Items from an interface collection
════

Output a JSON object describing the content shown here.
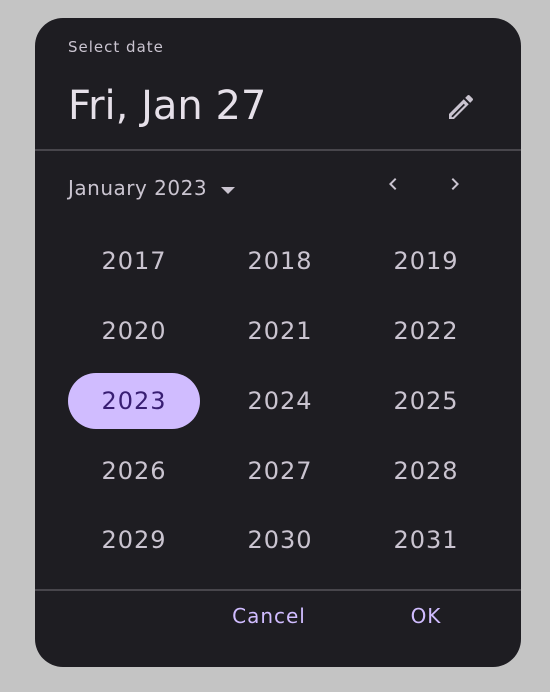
{
  "dialog": {
    "header_label": "Select date",
    "headline": "Fri, Jan 27",
    "month_year_label": "January 2023",
    "years": [
      "2017",
      "2018",
      "2019",
      "2020",
      "2021",
      "2022",
      "2023",
      "2024",
      "2025",
      "2026",
      "2027",
      "2028",
      "2029",
      "2030",
      "2031"
    ],
    "selected_year": "2023",
    "cancel_label": "Cancel",
    "ok_label": "OK"
  },
  "icons": {
    "edit": "pencil-icon",
    "dropdown": "arrow-drop-down-icon",
    "prev": "chevron-left-icon",
    "next": "chevron-right-icon"
  },
  "colors": {
    "surface": "#1e1d22",
    "on_surface": "#e6e0e9",
    "on_surface_variant": "#cac4d0",
    "primary": "#d0bcff",
    "on_primary": "#381e72",
    "divider": "#48464c",
    "backdrop": "#c4c4c4"
  }
}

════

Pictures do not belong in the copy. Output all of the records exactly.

YOUR RESPONSE
Output a JSON object describing the content shown here.
{
  "dialog": {
    "header_label": "Select date",
    "headline": "Fri, Jan 27",
    "month_year_label": "January 2023",
    "years": [
      "2017",
      "2018",
      "2019",
      "2020",
      "2021",
      "2022",
      "2023",
      "2024",
      "2025",
      "2026",
      "2027",
      "2028",
      "2029",
      "2030",
      "2031"
    ],
    "selected_year": "2023",
    "cancel_label": "Cancel",
    "ok_label": "OK"
  },
  "icons": {
    "edit": "pencil-icon",
    "dropdown": "arrow-drop-down-icon",
    "prev": "chevron-left-icon",
    "next": "chevron-right-icon"
  },
  "colors": {
    "surface": "#1e1d22",
    "on_surface": "#e6e0e9",
    "on_surface_variant": "#cac4d0",
    "primary": "#d0bcff",
    "on_primary": "#381e72",
    "divider": "#48464c",
    "backdrop": "#c4c4c4"
  }
}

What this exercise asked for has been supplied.